TVNZ

Labour's public upset over the TVNZ debate moderator is a sign of more ill-discipline and prompts the question if it's time for a rejig in David Cunliffe's office

Labour has been bleating about Mike Hosking being used as moderator in a TVNZ election debate. There is even the unconvincing talk that Labour may boycott the debate if Hosking takes that role.

The Taurima report paints a slear portrait of a fine journalist who lost his way, but then goes on to make a recommendation that is oppressive and should be resisted

At last it's out. After some delay the report into alleged misconduct by Shane Taurima in his roles as General Manager of Maori and Pacific Programmes and host of Q+A have revealed that clearly Taurima crossed a line in his work for the Labour Party.

New Zealand’s switch to digital TV is running smoothly on the home-front – but TV broadcasters are having a rough ride through a jungle of bungles by state agencies.

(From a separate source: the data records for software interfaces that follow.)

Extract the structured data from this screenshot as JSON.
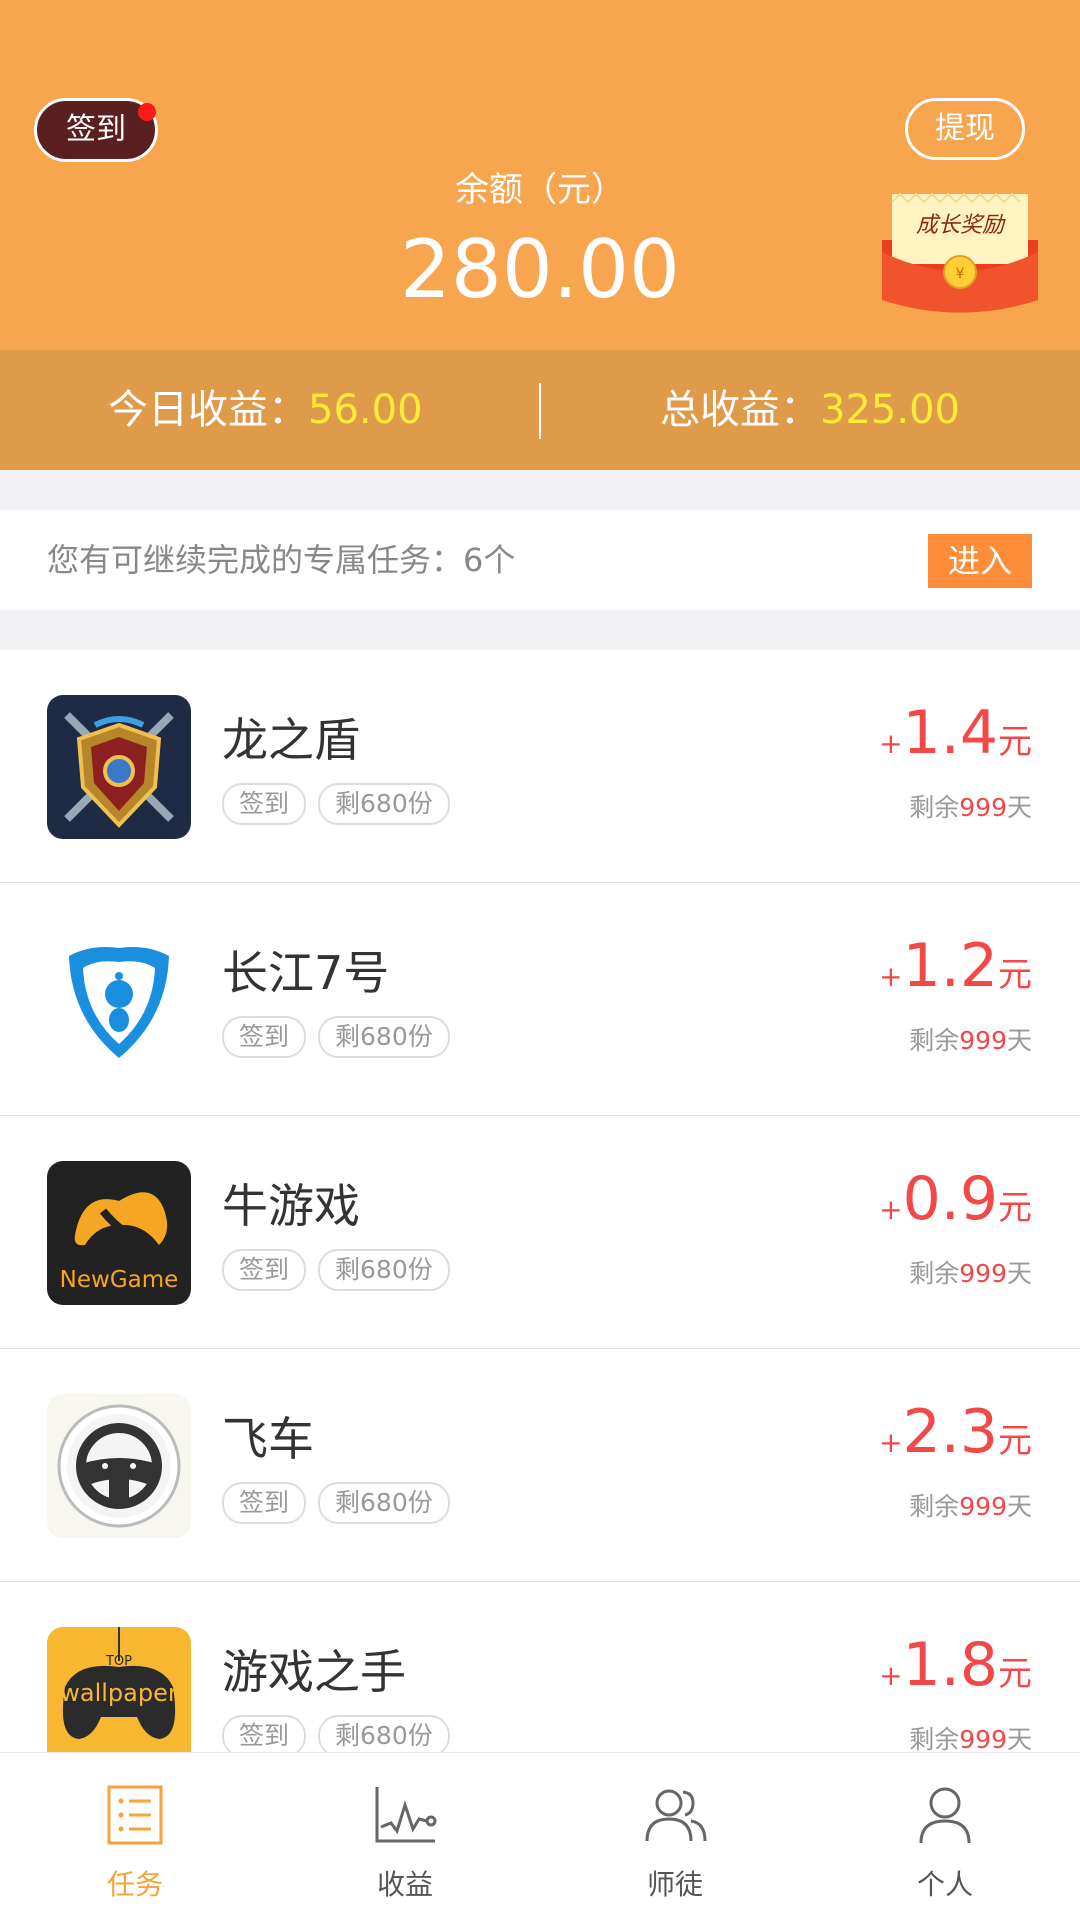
{
  "header": {
    "checkin_label": "签到",
    "withdraw_label": "提现",
    "balance_label": "余额（元）",
    "balance_value": "280.00",
    "redpack_text": "成长奖励",
    "today_label": "今日收益：",
    "today_value": "56.00",
    "total_label": "总收益：",
    "total_value": "325.00"
  },
  "notice": {
    "text": "您有可继续完成的专属任务：6个",
    "button": "进入"
  },
  "tasks": [
    {
      "name": "龙之盾",
      "tag1": "签到",
      "tag2": "剩680份",
      "plus": "+",
      "amount": "1.4",
      "unit": "元",
      "remain_prefix": "剩余",
      "remain_days": "999",
      "remain_suffix": "天",
      "icon": "dragon-shield-icon"
    },
    {
      "name": "长江7号",
      "tag1": "签到",
      "tag2": "剩680份",
      "plus": "+",
      "amount": "1.2",
      "unit": "元",
      "remain_prefix": "剩余",
      "remain_days": "999",
      "remain_suffix": "天",
      "icon": "blue-shield-icon"
    },
    {
      "name": "牛游戏",
      "tag1": "签到",
      "tag2": "剩680份",
      "plus": "+",
      "amount": "0.9",
      "unit": "元",
      "remain_prefix": "剩余",
      "remain_days": "999",
      "remain_suffix": "天",
      "icon": "newgame-icon",
      "icon_text": "NewGame"
    },
    {
      "name": "飞车",
      "tag1": "签到",
      "tag2": "剩680份",
      "plus": "+",
      "amount": "2.3",
      "unit": "元",
      "remain_prefix": "剩余",
      "remain_days": "999",
      "remain_suffix": "天",
      "icon": "steering-wheel-icon"
    },
    {
      "name": "游戏之手",
      "tag1": "签到",
      "tag2": "剩680份",
      "plus": "+",
      "amount": "1.8",
      "unit": "元",
      "remain_prefix": "剩余",
      "remain_days": "999",
      "remain_suffix": "天",
      "icon": "gamepad-icon",
      "icon_text_top": "TOP",
      "icon_text": "wallpaper"
    }
  ],
  "tabbar": {
    "tabs": [
      {
        "label": "任务",
        "icon": "task-list-icon",
        "active": true
      },
      {
        "label": "收益",
        "icon": "chart-icon",
        "active": false
      },
      {
        "label": "师徒",
        "icon": "users-icon",
        "active": false
      },
      {
        "label": "个人",
        "icon": "person-icon",
        "active": false
      }
    ]
  },
  "colors": {
    "header": "#f7a54f",
    "stats_bar": "#df9a4a",
    "highlight": "#ffeb3b",
    "reward_red": "#f24848",
    "enter_button": "#ff8c39",
    "active_tab": "#f7a23a"
  }
}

More than 90 per cent of home viewers are now ready for the final switch to all-digital TV at the end of this year – but many of the country’s free-to-air broadcasters are having a tough time shifting to the new digital world.

Television New Zealand and NZ On Air have managed to bring the pot of public broadcasting services back to the boil – one with its very commercial salaries, the other with more funding for “commercially attractive” local content.

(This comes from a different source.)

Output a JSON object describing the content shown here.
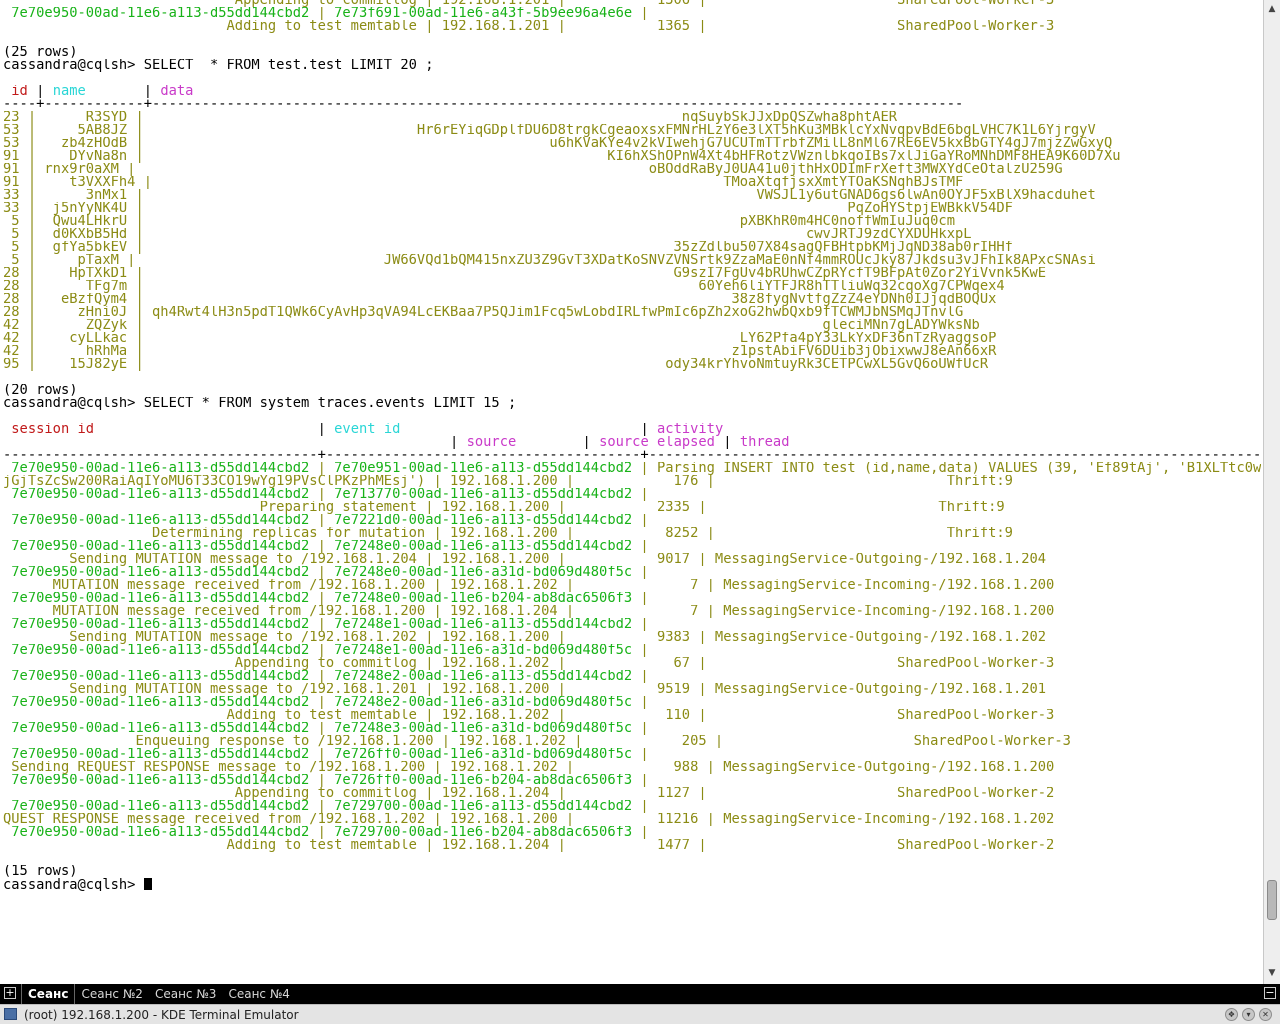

TVNZ can’t afford to operate non-commercial television channels – but it can afford to pay commercially attractive salaries, with 10% of its staff earning more than $100,000, members of its top management and sales staff sharing bonuses totaling $1.8 million, and 32 employees wandering round with $10,000 credit cards. And in the real commercial world, it probably must.

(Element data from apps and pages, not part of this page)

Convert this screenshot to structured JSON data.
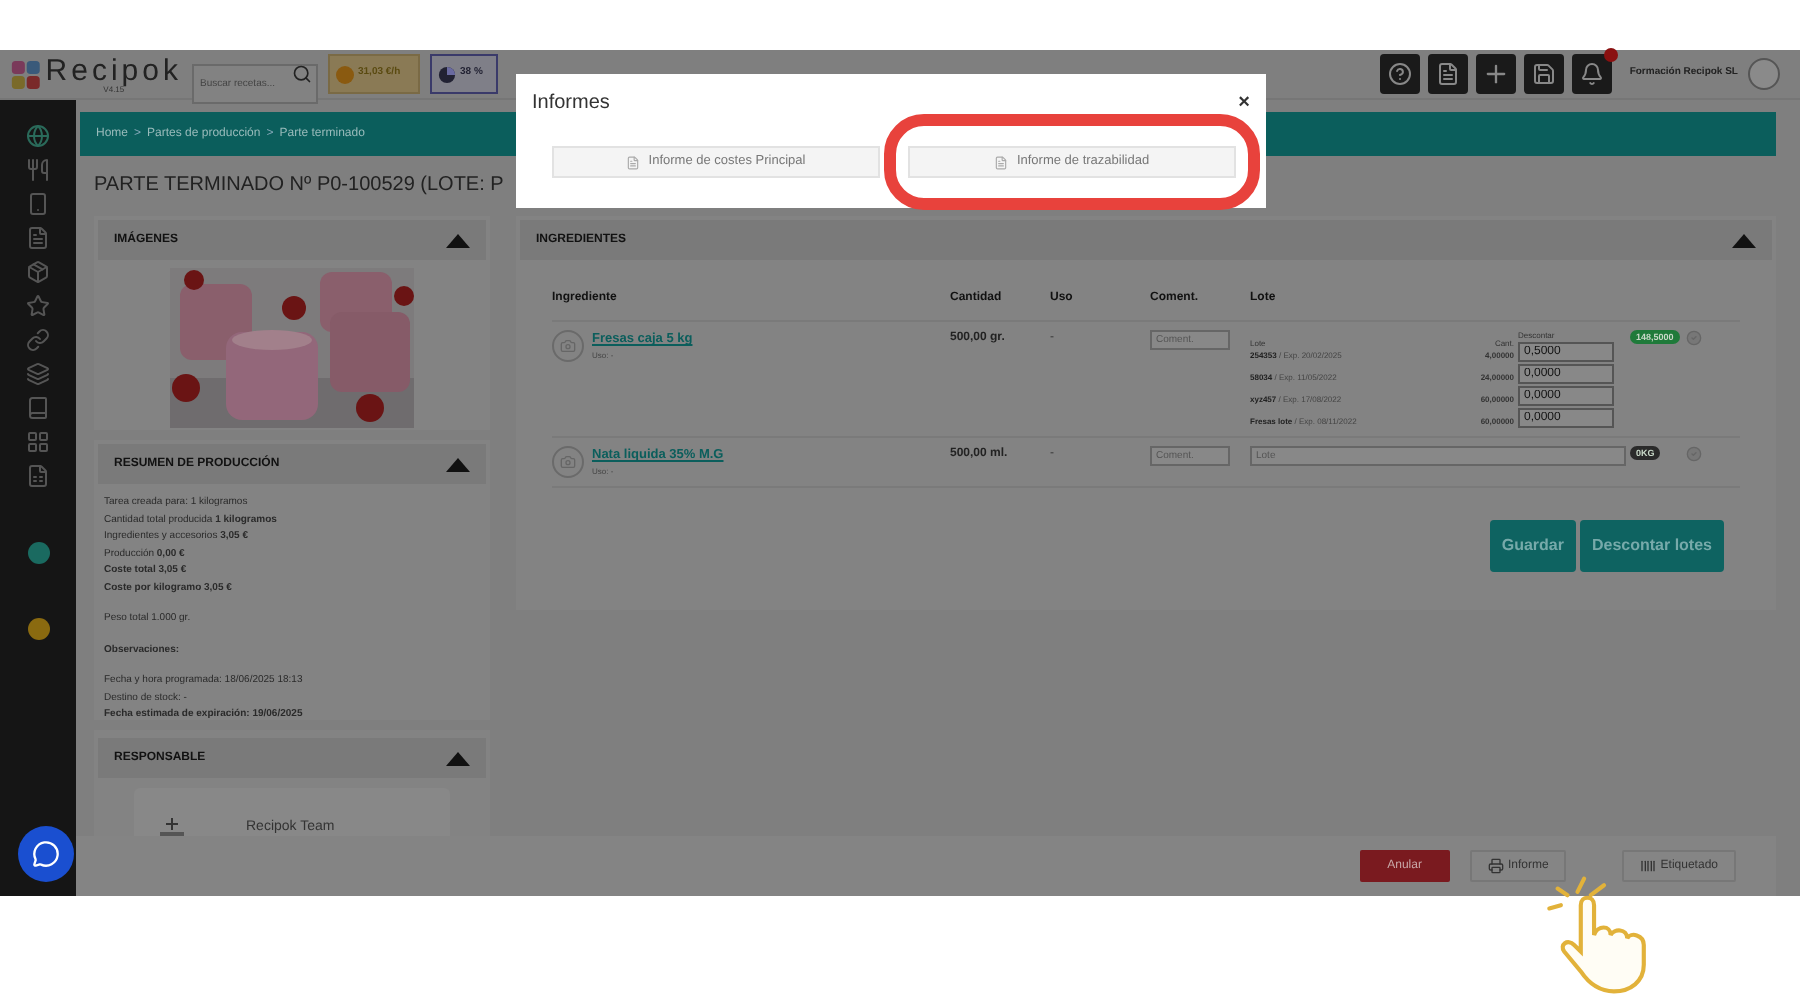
{
  "topbar": {
    "logo": "Recipok",
    "version": "V4.15",
    "search": {
      "placeholder": "Buscar recetas..."
    },
    "cost_badge": "31,03 €/h",
    "percent_badge": "38 %",
    "notifications": {
      "unread": true
    },
    "company": "Formación Recipok SL"
  },
  "breadcrumb": {
    "separator": ">",
    "items": [
      "Home",
      "Partes de producción",
      "Parte terminado"
    ]
  },
  "title": "PARTE TERMINADO Nº P0-100529 (LOTE: P",
  "images_panel": {
    "title": "IMÁGENES",
    "expanded": true
  },
  "summary_panel": {
    "title": "RESUMEN DE PRODUCCIÓN",
    "expanded": true,
    "groups": [
      [
        {
          "text": "Tarea creada para: 1 kilogramos",
          "bold": false
        },
        {
          "text": "Cantidad total producida **1 kilogramos**",
          "bold": false
        },
        {
          "text": "Ingredientes y accesorios **3,05 €**",
          "bold": false
        },
        {
          "text": "Producción **0,00 €**",
          "bold": false
        },
        {
          "text": "Coste total 3,05 €",
          "bold": true
        },
        {
          "text": "Coste por kilogramo 3,05 €",
          "bold": true
        }
      ],
      [
        {
          "text": "Peso total 1.000 gr.",
          "bold": false
        }
      ],
      [
        {
          "text": "Observaciones:",
          "bold": true
        }
      ],
      [
        {
          "text": "Fecha y hora programada: 18/06/2025 18:13",
          "bold": false
        },
        {
          "text": "Destino de stock: -",
          "bold": false
        },
        {
          "text": "Fecha estimada de expiración: 19/06/2025",
          "bold": true
        }
      ]
    ]
  },
  "responsible_panel": {
    "title": "RESPONSABLE",
    "expanded": true,
    "name": "Recipok Team"
  },
  "ingredients_panel": {
    "title": "INGREDIENTES",
    "expanded": true,
    "columns": [
      "Ingrediente",
      "Cantidad",
      "Uso",
      "Coment.",
      "Lote"
    ],
    "rows": [
      {
        "name": "Fresas caja 5 kg",
        "usage_note": "Uso: -",
        "quantity": "500,00 gr.",
        "usage": "-",
        "comment_placeholder": "Coment.",
        "badge": "148,5000",
        "color": "#1f7a3a",
        "lots": {
          "kind": "table",
          "headers": [
            "Lote",
            "Cant.",
            "Descontar"
          ],
          "rows": [
            {
              "lot": "254353",
              "expiry": "/ Exp. 20/02/2025",
              "amount": "4,00000",
              "discount": "0,5000"
            },
            {
              "lot": "58034",
              "expiry": "/ Exp. 11/05/2022",
              "amount": "24,00000",
              "discount": "0,0000"
            },
            {
              "lot": "xyz457",
              "expiry": "/ Exp. 17/08/2022",
              "amount": "60,00000",
              "discount": "0,0000"
            },
            {
              "lot": "Fresas lote",
              "expiry": "/ Exp. 08/11/2022",
              "amount": "60,00000",
              "discount": "0,0000"
            }
          ]
        }
      },
      {
        "name": "Nata liquida 35% M.G",
        "usage_note": "Uso: -",
        "quantity": "500,00 ml.",
        "usage": "-",
        "comment_placeholder": "Coment.",
        "badge": "0KG",
        "color": "#2a2a2a",
        "lots": {
          "kind": "field",
          "placeholder": "Lote"
        }
      }
    ],
    "buttons": [
      "Guardar",
      "Descontar lotes"
    ]
  },
  "footer_buttons": [
    {
      "label": "Anular",
      "kind": "danger"
    },
    {
      "label": "Informe",
      "kind": "print"
    },
    {
      "label": "Etiquetado",
      "kind": "label"
    }
  ],
  "modal": {
    "title": "Informes",
    "close": "×",
    "buttons": [
      {
        "label": "Informe de costes Principal",
        "highlighted": false
      },
      {
        "label": "Informe de trazabilidad",
        "highlighted": true
      }
    ]
  }
}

New battle-lines are being drawn between New Zealand’s major free-to-air television networks and NZ On Air as the networks seek more State support for “commercially attractive” local programmes.

A fresh release of documents obtained under the Official Information Act highlight the tension between the public service obligations of funding agency NZ On Air and the commercial imperatives now driving our two major television networks.